I've given you so much downer news during the year (click here, here and here if you want to get depressed) that you're probably still in a funk. That's certainly no way to go into the holiday season, so let me make amends and give you some happier news items:
Munger Tolles & Olson sets a diversity record. The Los Angeles-based powerhouse firm just elected Misty Sanford, Miriam Kim, Katherine Ku, and Daniel Levin (pictured above, left to right) to its partnership, effective January 1, 2013. According to the firm, Kim and Ku are Asian American, and Sanford is Mexican American. What's more, all three women each have two sons; their elevation also set a new record for the firm in both the number and percentage of people of color promoted in a single year.
The firm didn't say so, but we assume that Levin is the sole white guy in the group. But hey, we're cool with that.

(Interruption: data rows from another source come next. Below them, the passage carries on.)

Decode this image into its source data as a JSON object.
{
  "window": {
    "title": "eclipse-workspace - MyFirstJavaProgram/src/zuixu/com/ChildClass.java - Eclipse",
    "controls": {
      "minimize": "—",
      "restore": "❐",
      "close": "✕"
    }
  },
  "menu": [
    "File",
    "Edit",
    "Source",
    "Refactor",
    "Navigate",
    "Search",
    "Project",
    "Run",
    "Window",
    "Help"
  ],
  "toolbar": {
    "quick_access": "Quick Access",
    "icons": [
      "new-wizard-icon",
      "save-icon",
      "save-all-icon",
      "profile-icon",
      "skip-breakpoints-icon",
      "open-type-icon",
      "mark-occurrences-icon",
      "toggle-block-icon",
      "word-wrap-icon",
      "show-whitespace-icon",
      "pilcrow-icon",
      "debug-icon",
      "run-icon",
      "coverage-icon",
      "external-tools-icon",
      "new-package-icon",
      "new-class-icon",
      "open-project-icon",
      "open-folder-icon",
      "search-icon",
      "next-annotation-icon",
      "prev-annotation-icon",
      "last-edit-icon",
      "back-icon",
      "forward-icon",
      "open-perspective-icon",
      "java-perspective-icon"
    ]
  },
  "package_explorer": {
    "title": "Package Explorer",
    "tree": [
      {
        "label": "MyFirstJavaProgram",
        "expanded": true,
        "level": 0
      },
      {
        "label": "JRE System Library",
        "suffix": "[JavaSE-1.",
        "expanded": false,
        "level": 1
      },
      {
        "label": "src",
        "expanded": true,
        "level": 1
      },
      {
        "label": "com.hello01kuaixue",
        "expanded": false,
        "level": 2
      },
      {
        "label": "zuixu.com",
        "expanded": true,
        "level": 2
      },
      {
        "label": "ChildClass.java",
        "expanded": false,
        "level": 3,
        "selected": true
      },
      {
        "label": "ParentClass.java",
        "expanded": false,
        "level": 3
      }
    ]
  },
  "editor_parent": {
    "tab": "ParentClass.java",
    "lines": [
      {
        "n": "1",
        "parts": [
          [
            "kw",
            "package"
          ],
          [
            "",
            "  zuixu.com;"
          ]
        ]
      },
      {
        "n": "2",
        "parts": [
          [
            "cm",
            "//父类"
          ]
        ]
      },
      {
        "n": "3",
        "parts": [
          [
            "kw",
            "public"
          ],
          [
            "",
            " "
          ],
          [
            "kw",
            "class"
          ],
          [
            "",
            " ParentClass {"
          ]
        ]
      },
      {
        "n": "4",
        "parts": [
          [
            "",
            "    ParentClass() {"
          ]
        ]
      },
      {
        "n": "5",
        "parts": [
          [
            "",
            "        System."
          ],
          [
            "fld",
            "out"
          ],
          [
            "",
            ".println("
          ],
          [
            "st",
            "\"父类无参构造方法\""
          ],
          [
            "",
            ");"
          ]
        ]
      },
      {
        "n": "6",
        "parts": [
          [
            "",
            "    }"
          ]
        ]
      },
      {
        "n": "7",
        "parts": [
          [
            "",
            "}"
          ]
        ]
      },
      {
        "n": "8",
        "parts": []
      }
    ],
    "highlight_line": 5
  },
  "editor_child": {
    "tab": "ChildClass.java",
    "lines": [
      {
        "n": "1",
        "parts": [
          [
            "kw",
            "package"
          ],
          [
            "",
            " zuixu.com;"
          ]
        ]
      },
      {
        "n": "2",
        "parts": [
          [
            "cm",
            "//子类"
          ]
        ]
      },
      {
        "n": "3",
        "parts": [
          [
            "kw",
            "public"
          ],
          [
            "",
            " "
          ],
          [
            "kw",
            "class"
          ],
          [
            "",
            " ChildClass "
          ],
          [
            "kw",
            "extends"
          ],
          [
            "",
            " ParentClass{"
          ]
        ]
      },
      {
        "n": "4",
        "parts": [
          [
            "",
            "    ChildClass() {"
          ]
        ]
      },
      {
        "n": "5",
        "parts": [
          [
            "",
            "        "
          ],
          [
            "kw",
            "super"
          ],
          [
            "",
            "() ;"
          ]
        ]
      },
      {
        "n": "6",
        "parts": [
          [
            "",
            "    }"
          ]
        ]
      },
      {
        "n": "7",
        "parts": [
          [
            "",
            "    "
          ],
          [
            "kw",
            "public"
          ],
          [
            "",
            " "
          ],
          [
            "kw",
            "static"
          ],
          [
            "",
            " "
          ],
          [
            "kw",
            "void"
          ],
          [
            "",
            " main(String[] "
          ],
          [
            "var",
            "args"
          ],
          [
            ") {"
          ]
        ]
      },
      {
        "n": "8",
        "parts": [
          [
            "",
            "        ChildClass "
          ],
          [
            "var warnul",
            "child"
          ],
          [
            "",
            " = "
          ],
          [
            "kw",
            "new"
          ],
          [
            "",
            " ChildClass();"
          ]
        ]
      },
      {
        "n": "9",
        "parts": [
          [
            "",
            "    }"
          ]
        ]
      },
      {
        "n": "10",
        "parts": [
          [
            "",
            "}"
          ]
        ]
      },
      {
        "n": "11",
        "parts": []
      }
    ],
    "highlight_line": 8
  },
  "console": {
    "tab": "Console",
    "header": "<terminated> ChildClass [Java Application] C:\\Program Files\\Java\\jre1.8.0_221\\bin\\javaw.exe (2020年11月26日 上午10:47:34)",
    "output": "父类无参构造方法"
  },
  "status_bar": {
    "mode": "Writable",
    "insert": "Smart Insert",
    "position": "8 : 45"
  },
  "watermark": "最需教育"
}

Cadwalader partner could be first Asian American judge of New York's highest court. Kathy Hirata Chin, a litigation partner at Cadwalader, Wickersham & Taft, has been nominated as one of seven candidates for judge of the New York Court of Appeals.
According to The Asian American Bar Association of New York, Asian Americans are "significantly underrepresented in the New York judiciary, where there are only currently 22 Asian Pacific American judges out of approximately 1,300 judges in New York State. If selected by Governor Andrew M. Cuomo to fill the upcoming vacancy, Kathy Chin would be the first-ever Asian American judge on the New York Court of Appeals."
And in case you didn't know, Chin is married to Denny Chin, a judge on the Second Circuit, who was the first Asian American appointed as a U.S. district judge outside of the Ninth Circuit. Together, they would make a judical power couple.
Thank God, lawyers aren't trendy. Apple products are so popular that parents are naming their babies after them, reports CNET:
It seems that the name Apple has become 15 percent more popular as a baby name since the previous year. But this, at least, we can put down to the prescience of Gwyneth Paltrow, whose little child of one sex or other bears that name.
Not far behind, "12 percent more boys were named Mac," reports CNET. "It will surely stun you into an enhanced relationship with your iPhone 4S or 5 to also learn that 5 percent more girls were named Siri this year than last."
I might be giving lawyers too much credit, but I can't imagine they would risk such trendiness. Personally, I've always had a fondness for the names of old Wall Street firms. I think it's much more dignified to chase after Cravath, Simpson, or Cleary on the playground than Apple or Mac, don't you agree?